#sandbox #js #transport-data


Execute JavaScript code from Rust in a secure sandbox, and transport data to/from JS plug-ins

10 releases

0.2.0-rc.2 Sep 12, 2023
0.2.0-rc.1 Apr 2, 2023
0.2.0-rc.0 Feb 28, 2022
0.1.6 Apr 18, 2021
0.1.1 Sep 17, 2020
Download history 317/week @ 2023-08-17 458/week @ 2023-08-24 110/week @ 2023-08-31 158/week @ 2023-09-07 181/week @ 2023-09-14 58/week @ 2023-09-21 91/week @ 2023-09-28 87/week @ 2023-10-05 126/week @ 2023-10-12 133/week @ 2023-10-19 141/week @ 2023-10-26 111/week @ 2023-11-02 93/week @ 2023-11-09 92/week @ 2023-11-16 111/week @ 2023-11-23 95/week @ 2023-11-30

410 downloads per month
Used in 2 crates

Zlib license

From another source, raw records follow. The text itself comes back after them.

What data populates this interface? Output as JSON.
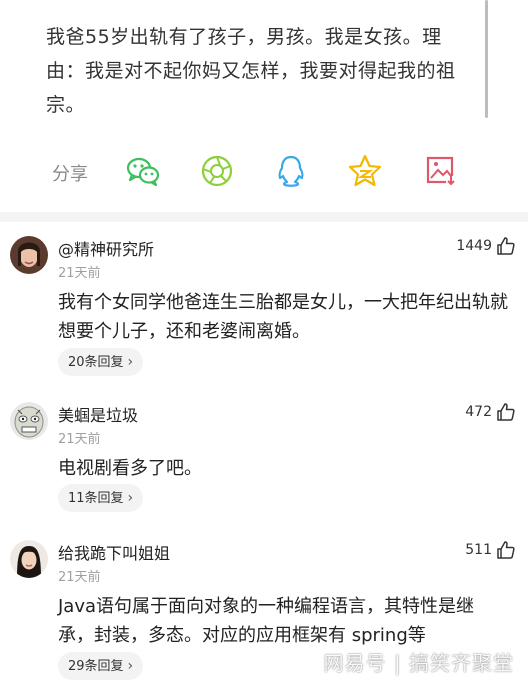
{
  "post": {
    "text": "我爸55岁出轨有了孩子，男孩。我是女孩。理由：我是对不起你妈又怎样，我要对得起我的祖宗。"
  },
  "share": {
    "label": "分享",
    "icons": [
      "wechat-icon",
      "moments-icon",
      "qq-icon",
      "qzone-icon",
      "save-image-icon"
    ],
    "colors": {
      "wechat": "#3cbf5c",
      "moments": "#8bcf3a",
      "qq": "#39a7e8",
      "qzone": "#f5b700",
      "save": "#e0566a"
    }
  },
  "comments": [
    {
      "name": "@精神研究所",
      "time": "21天前",
      "likes": "1449",
      "text": "我有个女同学他爸连生三胎都是女儿，一大把年纪出轨就想要个儿子，还和老婆闹离婚。",
      "replies": "20条回复"
    },
    {
      "name": "美蝈是垃圾",
      "time": "21天前",
      "likes": "472",
      "text": "电视剧看多了吧。",
      "replies": "11条回复"
    },
    {
      "name": "给我跪下叫姐姐",
      "time": "21天前",
      "likes": "511",
      "text": "Java语句属于面向对象的一种编程语言，其特性是继承，封装，多态。对应的应用框架有 spring等",
      "replies": "29条回复"
    }
  ],
  "watermark": "网易号 | 搞笑齐聚堂"
}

224 lines


crates.io docs.rs

js-sandbox is a Rust library for executing JavaScript code from Rust in a secure sandbox. It is based on the Deno project and uses serde_json for serialization.

This library's primary focus is embedding JS as a scripting language into Rust. It does not provide all possible integrations between the two languages, and is not tailored to JS's biggest domain as a client/server side language of the web.

Instead, js-sandbox focuses on calling standalone JS code from Rust, and tries to remain as simple as possible in doing so. The typical use case is a core Rust application that integrates with scripts from external users, for example a plugin system or a game that runs external mods.

This library is in early development, with a basic but powerful API. The API may still evolve considerably.


Print from JavaScript

The Hello World example -- print something using JavaScript -- is one line, as it should be:

fn main() {
    js_sandbox::eval_json("console.log('Hello Rust from JS')").expect("JS runs");

Call a JS function

A very basic application calls a JavaScript function sub() from Rust. It passes an argument and accepts a return value, both serialized via JSON:

use js_sandbox::{Script, AnyError};

fn main() -> Result<(), AnyError> {
    let js_code = "function sub(a, b) { return a - b; }";
    let mut script = Script::from_string(js_code)?;

    let result: i32 = script.call("sub", (7, 5))?;

    assert_eq!(result, 2);

An example that serializes a JSON object (Rust -> JS) and formats a string (JS -> Rust):

use js_sandbox::{Script, AnyError};
use serde::Serialize;

struct Person {
    name: String,
    age: u8,

fn main() -> Result<(), AnyError> {
    let src = r#"
        function toString(person) {
            return "A person named " + person.name + " of age " + person.age;

    let mut script = Script::from_string(src)?;

    let person = Person { name: "Roger".to_string(), age: 42 };
    let result: String = script.call("toString", (person,))?;

    assert_eq!(result, "A person named Roger of age 42");

Load JS file

JavaScript files can be loaded from any Path at runtime (e.g. 3rd party mods).

If you want to statically embed UTF-8 encoded files in the Rust binary, you can alternatively use the std::include_str macro.

use js_sandbox::Script;

fn main() {
    // (1) at runtime:
    let mut script = Script::from_file("script.js").expect("load + init succeeds");

    // (2) at compile time:
    let code: &'static str = include_str!("script.js");
    let mut script = Script::from_string(code).expect("init succeeds");

    // use script as usual

Maintain state in JavaScript

It is possible to initialize a stateful JS script, and then use functions to modify that state over time. This example appends a string in two calls, and then gets the result in a third call:

use js_sandbox::{Script, AnyError};

fn main() -> Result<(), AnyError> {
    let src = r#"
        var total = '';
        function append(str) { total += str; }
        function get()       { return total; }"#;

    let mut script = Script::from_string(src)?;

    let _: () = script.call("append", ("hello",))?;
    let _: () = script.call("append", (" world",))?;
    let result: String = script.call("get", ())?;

    assert_eq!(result, "hello world");

Call a script with timeout

The JS code may contain long- or forever-running loops that block Rust code. It is possible to set a timeout, after which JavaScript execution is aborted.

use js_sandbox::{Script, JsError};

fn main() -> Result<(), JsError> {
    use std::time::Duration;
    let js_code = "function run_forever() { for(;;) {} }";
    let mut script = Script::from_string(js_code)?

    let result: Result<String, JsError> = script.call("run_forever", ());

        "Uncaught Error: execution terminated".to_string()



~1M SLoC